BEGIN Data
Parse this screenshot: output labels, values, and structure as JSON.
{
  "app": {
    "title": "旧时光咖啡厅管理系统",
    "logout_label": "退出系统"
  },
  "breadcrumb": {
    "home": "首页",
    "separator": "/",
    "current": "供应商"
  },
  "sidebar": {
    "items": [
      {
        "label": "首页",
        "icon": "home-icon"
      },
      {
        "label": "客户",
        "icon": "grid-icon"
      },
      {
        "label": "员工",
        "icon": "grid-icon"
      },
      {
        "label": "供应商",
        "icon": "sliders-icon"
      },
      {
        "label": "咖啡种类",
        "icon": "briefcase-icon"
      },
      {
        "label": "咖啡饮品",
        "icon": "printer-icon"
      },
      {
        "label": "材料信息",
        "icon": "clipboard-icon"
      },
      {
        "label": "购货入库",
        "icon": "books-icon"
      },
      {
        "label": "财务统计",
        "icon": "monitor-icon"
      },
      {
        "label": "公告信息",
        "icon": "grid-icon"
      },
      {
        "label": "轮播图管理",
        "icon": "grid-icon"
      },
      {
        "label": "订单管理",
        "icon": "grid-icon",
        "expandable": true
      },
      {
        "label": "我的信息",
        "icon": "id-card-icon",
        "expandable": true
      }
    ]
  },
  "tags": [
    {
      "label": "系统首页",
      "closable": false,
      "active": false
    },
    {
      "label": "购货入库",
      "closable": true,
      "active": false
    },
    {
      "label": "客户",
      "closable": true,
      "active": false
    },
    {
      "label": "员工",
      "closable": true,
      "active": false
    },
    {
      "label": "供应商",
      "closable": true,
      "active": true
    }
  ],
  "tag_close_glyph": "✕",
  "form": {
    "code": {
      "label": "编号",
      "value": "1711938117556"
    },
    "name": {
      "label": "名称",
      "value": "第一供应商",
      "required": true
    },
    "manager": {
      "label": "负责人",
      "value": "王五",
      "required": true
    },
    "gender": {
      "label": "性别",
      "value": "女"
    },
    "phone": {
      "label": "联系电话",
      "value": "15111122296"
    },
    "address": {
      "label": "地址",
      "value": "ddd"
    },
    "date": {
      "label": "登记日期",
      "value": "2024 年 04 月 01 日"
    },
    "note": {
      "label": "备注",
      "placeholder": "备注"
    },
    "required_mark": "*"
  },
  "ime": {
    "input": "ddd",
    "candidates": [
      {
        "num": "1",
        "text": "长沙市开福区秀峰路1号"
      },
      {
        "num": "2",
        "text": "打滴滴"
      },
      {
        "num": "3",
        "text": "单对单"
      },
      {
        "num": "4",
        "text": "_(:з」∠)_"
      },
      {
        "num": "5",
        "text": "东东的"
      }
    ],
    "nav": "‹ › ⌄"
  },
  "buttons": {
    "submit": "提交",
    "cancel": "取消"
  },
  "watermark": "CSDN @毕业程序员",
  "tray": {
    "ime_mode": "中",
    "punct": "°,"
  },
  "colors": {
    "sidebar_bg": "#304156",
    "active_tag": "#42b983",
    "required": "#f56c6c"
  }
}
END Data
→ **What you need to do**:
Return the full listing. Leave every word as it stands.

→ **Response area**:
Parse this screenshot: output labels, values, and structure as JSON.
{
  "app": {
    "title": "旧时光咖啡厅管理系统",
    "logout_label": "退出系统"
  },
  "breadcrumb": {
    "home": "首页",
    "separator": "/",
    "current": "供应商"
  },
  "sidebar": {
    "items": [
      {
        "label": "首页",
        "icon": "home-icon"
      },
      {
        "label": "客户",
        "icon": "grid-icon"
      },
      {
        "label": "员工",
        "icon": "grid-icon"
      },
      {
        "label": "供应商",
        "icon": "sliders-icon"
      },
      {
        "label": "咖啡种类",
        "icon": "briefcase-icon"
      },
      {
        "label": "咖啡饮品",
        "icon": "printer-icon"
      },
      {
        "label": "材料信息",
        "icon": "clipboard-icon"
      },
      {
        "label": "购货入库",
        "icon": "books-icon"
      },
      {
        "label": "财务统计",
        "icon": "monitor-icon"
      },
      {
        "label": "公告信息",
        "icon": "grid-icon"
      },
      {
        "label": "轮播图管理",
        "icon": "grid-icon"
      },
      {
        "label": "订单管理",
        "icon": "grid-icon",
        "expandable": true
      },
      {
        "label": "我的信息",
        "icon": "id-card-icon",
        "expandable": true
      }
    ]
  },
  "tags": [
    {
      "label": "系统首页",
      "closable": false,
      "active": false
    },
    {
      "label": "购货入库",
      "closable": true,
      "active": false
    },
    {
      "label": "客户",
      "closable": true,
      "active": false
    },
    {
      "label": "员工",
      "closable": true,
      "active": false
    },
    {
      "label": "供应商",
      "closable": true,
      "active": true
    }
  ],
  "tag_close_glyph": "✕",
  "form": {
    "code": {
      "label": "编号",
      "value": "1711938117556"
    },
    "name": {
      "label": "名称",
      "value": "第一供应商",
      "required": true
    },
    "manager": {
      "label": "负责人",
      "value": "王五",
      "required": true
    },
    "gender": {
      "label": "性别",
      "value": "女"
    },
    "phone": {
      "label": "联系电话",
      "value": "15111122296"
    },
    "address": {
      "label": "地址",
      "value": "ddd"
    },
    "date": {
      "label": "登记日期",
      "value": "2024 年 04 月 01 日"
    },
    "note": {
      "label": "备注",
      "placeholder": "备注"
    },
    "required_mark": "*"
  },
  "ime": {
    "input": "ddd",
    "candidates": [
      {
        "num": "1",
        "text": "长沙市开福区秀峰路1号"
      },
      {
        "num": "2",
        "text": "打滴滴"
      },
      {
        "num": "3",
        "text": "单对单"
      },
      {
        "num": "4",
        "text": "_(:з」∠)_"
      },
      {
        "num": "5",
        "text": "东东的"
      }
    ],
    "nav": "‹ › ⌄"
  },
  "buttons": {
    "submit": "提交",
    "cancel": "取消"
  },
  "watermark": "CSDN @毕业程序员",
  "tray": {
    "ime_mode": "中",
    "punct": "°,"
  },
  "colors": {
    "sidebar_bg": "#304156",
    "active_tag": "#42b983",
    "required": "#f56c6c"
  }
}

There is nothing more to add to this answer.